━━━ EXERCISE MATERIAL ━━━

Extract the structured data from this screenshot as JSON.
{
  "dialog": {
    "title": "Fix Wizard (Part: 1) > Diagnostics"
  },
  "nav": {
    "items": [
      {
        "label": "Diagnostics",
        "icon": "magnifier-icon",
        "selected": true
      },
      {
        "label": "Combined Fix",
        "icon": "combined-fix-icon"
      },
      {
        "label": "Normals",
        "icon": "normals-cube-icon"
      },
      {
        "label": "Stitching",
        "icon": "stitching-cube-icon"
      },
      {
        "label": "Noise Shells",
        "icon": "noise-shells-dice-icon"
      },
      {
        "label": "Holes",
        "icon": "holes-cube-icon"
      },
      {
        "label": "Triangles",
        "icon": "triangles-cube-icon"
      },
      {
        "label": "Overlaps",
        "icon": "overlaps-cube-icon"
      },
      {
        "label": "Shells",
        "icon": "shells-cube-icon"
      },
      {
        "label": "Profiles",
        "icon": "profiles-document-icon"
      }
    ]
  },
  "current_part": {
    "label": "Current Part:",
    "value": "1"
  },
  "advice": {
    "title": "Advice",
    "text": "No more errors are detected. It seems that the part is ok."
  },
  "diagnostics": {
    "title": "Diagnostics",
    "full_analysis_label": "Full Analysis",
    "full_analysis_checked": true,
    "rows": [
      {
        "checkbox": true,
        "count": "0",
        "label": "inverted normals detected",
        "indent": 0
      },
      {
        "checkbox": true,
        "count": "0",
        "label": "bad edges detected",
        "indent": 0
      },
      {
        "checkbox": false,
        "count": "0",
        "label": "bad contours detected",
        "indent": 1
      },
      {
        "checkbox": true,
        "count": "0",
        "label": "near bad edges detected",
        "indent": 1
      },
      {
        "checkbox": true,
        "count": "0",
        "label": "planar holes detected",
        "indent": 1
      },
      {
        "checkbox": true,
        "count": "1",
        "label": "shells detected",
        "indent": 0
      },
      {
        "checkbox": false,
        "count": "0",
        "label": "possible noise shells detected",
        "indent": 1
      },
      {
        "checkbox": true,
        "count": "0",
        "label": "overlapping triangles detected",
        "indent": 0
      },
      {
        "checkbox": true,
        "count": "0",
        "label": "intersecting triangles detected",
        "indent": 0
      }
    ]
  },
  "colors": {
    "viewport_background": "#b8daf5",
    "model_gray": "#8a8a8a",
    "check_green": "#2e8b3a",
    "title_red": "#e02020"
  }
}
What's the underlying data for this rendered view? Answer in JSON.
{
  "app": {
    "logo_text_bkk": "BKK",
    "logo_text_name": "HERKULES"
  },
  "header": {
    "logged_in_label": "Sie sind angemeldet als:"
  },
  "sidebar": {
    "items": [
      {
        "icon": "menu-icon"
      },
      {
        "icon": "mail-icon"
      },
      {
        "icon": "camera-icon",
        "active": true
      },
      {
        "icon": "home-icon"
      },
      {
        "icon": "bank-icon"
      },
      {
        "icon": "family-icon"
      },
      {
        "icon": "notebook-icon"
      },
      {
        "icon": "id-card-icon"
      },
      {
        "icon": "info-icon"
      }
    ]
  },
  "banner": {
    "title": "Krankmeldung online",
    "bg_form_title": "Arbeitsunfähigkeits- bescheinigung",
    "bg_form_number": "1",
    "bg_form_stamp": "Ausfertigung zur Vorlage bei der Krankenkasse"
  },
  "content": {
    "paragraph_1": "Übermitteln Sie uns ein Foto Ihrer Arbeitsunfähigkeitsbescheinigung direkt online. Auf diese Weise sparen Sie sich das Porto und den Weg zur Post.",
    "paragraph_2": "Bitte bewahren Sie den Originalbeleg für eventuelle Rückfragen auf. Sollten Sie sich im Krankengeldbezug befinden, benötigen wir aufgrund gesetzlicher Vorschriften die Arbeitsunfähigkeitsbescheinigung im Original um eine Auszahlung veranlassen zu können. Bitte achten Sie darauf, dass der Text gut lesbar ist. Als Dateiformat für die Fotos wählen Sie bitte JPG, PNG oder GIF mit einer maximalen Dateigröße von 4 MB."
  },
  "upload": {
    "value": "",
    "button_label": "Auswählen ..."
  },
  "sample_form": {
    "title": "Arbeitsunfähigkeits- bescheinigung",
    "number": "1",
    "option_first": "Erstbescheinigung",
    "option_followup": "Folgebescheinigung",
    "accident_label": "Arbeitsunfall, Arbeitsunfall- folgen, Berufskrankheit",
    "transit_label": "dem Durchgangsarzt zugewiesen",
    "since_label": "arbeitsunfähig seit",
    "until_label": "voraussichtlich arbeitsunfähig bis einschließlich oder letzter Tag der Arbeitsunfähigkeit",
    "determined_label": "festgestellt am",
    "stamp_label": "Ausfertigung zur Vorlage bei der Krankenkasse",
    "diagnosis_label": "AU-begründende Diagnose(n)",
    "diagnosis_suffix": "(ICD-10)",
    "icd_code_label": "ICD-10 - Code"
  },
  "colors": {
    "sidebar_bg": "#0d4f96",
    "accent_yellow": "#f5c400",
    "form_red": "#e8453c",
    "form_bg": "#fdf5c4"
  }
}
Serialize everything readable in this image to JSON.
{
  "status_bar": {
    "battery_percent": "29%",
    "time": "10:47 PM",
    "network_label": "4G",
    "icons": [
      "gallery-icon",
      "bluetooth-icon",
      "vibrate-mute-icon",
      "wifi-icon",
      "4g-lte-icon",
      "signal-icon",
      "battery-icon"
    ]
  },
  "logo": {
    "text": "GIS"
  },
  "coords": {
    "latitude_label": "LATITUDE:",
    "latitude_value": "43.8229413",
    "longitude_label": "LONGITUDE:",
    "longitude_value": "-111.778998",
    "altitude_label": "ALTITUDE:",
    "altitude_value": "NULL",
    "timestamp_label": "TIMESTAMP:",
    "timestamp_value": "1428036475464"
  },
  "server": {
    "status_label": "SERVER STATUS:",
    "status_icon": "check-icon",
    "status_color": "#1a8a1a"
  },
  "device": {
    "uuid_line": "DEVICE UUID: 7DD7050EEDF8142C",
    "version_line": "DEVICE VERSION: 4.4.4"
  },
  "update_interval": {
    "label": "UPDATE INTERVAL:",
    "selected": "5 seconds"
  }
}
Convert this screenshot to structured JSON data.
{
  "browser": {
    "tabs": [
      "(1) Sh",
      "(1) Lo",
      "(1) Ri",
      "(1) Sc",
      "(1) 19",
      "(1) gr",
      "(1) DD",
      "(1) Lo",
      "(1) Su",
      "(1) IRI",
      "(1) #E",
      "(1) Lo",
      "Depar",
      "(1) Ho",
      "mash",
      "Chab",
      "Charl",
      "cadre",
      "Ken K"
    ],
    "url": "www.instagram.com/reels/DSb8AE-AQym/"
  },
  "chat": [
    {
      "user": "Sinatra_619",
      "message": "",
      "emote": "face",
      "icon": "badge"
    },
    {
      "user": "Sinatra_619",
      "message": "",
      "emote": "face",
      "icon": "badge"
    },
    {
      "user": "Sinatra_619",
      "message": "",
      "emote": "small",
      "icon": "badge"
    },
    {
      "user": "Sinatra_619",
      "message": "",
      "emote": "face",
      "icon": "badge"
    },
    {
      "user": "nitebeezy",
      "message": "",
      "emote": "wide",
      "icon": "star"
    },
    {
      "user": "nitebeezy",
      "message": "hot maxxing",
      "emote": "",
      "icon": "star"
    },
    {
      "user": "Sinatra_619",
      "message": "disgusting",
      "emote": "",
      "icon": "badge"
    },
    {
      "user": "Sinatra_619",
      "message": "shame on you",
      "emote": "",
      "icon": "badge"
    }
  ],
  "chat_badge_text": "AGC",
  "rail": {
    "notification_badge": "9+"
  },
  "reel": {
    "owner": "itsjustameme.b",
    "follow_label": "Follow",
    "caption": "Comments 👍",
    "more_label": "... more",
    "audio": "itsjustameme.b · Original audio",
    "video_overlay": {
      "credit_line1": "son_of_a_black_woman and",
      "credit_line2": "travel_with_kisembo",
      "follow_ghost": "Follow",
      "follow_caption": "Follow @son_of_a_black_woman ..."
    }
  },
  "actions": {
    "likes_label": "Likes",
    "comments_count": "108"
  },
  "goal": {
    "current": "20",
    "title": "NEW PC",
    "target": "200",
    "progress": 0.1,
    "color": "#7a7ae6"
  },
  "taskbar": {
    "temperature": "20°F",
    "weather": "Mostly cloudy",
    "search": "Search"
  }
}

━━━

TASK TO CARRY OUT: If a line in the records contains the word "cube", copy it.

ANSWER TO THIS PROBLEM:
        "icon": "normals-cube-icon"
        "icon": "stitching-cube-icon"
        "icon": "holes-cube-icon"
        "icon": "triangles-cube-icon"
        "icon": "overlaps-cube-icon"
        "icon": "shells-cube-icon"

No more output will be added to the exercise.